## PROBLEM TO WORK ON
Return the entire listing exactly, leaving nothing out.

## DATASET EXTRACT
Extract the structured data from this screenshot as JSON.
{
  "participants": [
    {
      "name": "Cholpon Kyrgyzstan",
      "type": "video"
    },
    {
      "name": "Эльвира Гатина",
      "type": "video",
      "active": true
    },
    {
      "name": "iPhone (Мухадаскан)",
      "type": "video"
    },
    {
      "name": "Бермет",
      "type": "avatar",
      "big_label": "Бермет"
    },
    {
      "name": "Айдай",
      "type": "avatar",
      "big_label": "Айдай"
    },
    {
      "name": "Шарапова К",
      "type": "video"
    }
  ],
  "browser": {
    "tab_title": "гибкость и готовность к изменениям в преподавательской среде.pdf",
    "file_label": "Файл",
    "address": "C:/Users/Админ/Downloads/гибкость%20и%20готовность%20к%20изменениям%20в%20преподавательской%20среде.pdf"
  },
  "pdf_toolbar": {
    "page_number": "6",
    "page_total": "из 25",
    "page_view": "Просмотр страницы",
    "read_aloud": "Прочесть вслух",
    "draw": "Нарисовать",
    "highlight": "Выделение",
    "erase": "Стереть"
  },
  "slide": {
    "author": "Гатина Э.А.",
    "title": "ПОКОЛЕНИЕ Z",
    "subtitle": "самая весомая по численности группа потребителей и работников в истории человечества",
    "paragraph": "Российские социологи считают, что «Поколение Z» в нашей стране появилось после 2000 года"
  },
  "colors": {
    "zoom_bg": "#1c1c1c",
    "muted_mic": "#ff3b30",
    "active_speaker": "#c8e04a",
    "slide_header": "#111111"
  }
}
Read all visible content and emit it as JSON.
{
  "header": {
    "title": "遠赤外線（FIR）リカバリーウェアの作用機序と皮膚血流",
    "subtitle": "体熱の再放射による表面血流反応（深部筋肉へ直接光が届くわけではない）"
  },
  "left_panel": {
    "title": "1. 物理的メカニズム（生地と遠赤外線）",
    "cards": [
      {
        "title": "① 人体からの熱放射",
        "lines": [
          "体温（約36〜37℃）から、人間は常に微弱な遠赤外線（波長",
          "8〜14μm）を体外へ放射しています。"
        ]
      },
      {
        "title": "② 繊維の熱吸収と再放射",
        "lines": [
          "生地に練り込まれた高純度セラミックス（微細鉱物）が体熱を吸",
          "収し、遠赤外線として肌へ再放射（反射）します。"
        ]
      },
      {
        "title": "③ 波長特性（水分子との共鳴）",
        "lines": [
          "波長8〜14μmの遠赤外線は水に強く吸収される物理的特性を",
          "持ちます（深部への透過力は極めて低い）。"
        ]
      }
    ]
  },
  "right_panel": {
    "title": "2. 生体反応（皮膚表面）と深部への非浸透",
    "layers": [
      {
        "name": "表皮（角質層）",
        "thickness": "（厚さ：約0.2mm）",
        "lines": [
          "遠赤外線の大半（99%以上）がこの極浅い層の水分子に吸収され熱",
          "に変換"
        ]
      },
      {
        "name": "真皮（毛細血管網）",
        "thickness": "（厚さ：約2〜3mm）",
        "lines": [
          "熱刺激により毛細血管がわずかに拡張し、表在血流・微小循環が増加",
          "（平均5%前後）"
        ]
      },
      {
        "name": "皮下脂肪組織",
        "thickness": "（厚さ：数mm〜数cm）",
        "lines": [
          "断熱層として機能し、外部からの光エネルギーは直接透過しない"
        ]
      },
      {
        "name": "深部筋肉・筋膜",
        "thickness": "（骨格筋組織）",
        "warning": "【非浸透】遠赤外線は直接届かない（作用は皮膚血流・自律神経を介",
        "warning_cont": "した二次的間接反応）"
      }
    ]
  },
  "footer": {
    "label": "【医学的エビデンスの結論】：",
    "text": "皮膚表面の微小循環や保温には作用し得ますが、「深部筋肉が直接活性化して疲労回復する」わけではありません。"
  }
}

## ANSWER TO THE PROBLEM
Extract the structured data from this screenshot as JSON.
{
  "participants": [
    {
      "name": "Cholpon Kyrgyzstan",
      "type": "video"
    },
    {
      "name": "Эльвира Гатина",
      "type": "video",
      "active": true
    },
    {
      "name": "iPhone (Мухадаскан)",
      "type": "video"
    },
    {
      "name": "Бермет",
      "type": "avatar",
      "big_label": "Бермет"
    },
    {
      "name": "Айдай",
      "type": "avatar",
      "big_label": "Айдай"
    },
    {
      "name": "Шарапова К",
      "type": "video"
    }
  ],
  "browser": {
    "tab_title": "гибкость и готовность к изменениям в преподавательской среде.pdf",
    "file_label": "Файл",
    "address": "C:/Users/Админ/Downloads/гибкость%20и%20готовность%20к%20изменениям%20в%20преподавательской%20среде.pdf"
  },
  "pdf_toolbar": {
    "page_number": "6",
    "page_total": "из 25",
    "page_view": "Просмотр страницы",
    "read_aloud": "Прочесть вслух",
    "draw": "Нарисовать",
    "highlight": "Выделение",
    "erase": "Стереть"
  },
  "slide": {
    "author": "Гатина Э.А.",
    "title": "ПОКОЛЕНИЕ Z",
    "subtitle": "самая весомая по численности группа потребителей и работников в истории человечества",
    "paragraph": "Российские социологи считают, что «Поколение Z» в нашей стране появилось после 2000 года"
  },
  "colors": {
    "zoom_bg": "#1c1c1c",
    "muted_mic": "#ff3b30",
    "active_speaker": "#c8e04a",
    "slide_header": "#111111"
  }
}
Read all visible content and emit it as JSON.
{
  "header": {
    "title": "遠赤外線（FIR）リカバリーウェアの作用機序と皮膚血流",
    "subtitle": "体熱の再放射による表面血流反応（深部筋肉へ直接光が届くわけではない）"
  },
  "left_panel": {
    "title": "1. 物理的メカニズム（生地と遠赤外線）",
    "cards": [
      {
        "title": "① 人体からの熱放射",
        "lines": [
          "体温（約36〜37℃）から、人間は常に微弱な遠赤外線（波長",
          "8〜14μm）を体外へ放射しています。"
        ]
      },
      {
        "title": "② 繊維の熱吸収と再放射",
        "lines": [
          "生地に練り込まれた高純度セラミックス（微細鉱物）が体熱を吸",
          "収し、遠赤外線として肌へ再放射（反射）します。"
        ]
      },
      {
        "title": "③ 波長特性（水分子との共鳴）",
        "lines": [
          "波長8〜14μmの遠赤外線は水に強く吸収される物理的特性を",
          "持ちます（深部への透過力は極めて低い）。"
        ]
      }
    ]
  },
  "right_panel": {
    "title": "2. 生体反応（皮膚表面）と深部への非浸透",
    "layers": [
      {
        "name": "表皮（角質層）",
        "thickness": "（厚さ：約0.2mm）",
        "lines": [
          "遠赤外線の大半（99%以上）がこの極浅い層の水分子に吸収され熱",
          "に変換"
        ]
      },
      {
        "name": "真皮（毛細血管網）",
        "thickness": "（厚さ：約2〜3mm）",
        "lines": [
          "熱刺激により毛細血管がわずかに拡張し、表在血流・微小循環が増加",
          "（平均5%前後）"
        ]
      },
      {
        "name": "皮下脂肪組織",
        "thickness": "（厚さ：数mm〜数cm）",
        "lines": [
          "断熱層として機能し、外部からの光エネルギーは直接透過しない"
        ]
      },
      {
        "name": "深部筋肉・筋膜",
        "thickness": "（骨格筋組織）",
        "warning": "【非浸透】遠赤外線は直接届かない（作用は皮膚血流・自律神経を介",
        "warning_cont": "した二次的間接反応）"
      }
    ]
  },
  "footer": {
    "label": "【医学的エビデンスの結論】：",
    "text": "皮膚表面の微小循環や保温には作用し得ますが、「深部筋肉が直接活性化して疲労回復する」わけではありません。"
  }
}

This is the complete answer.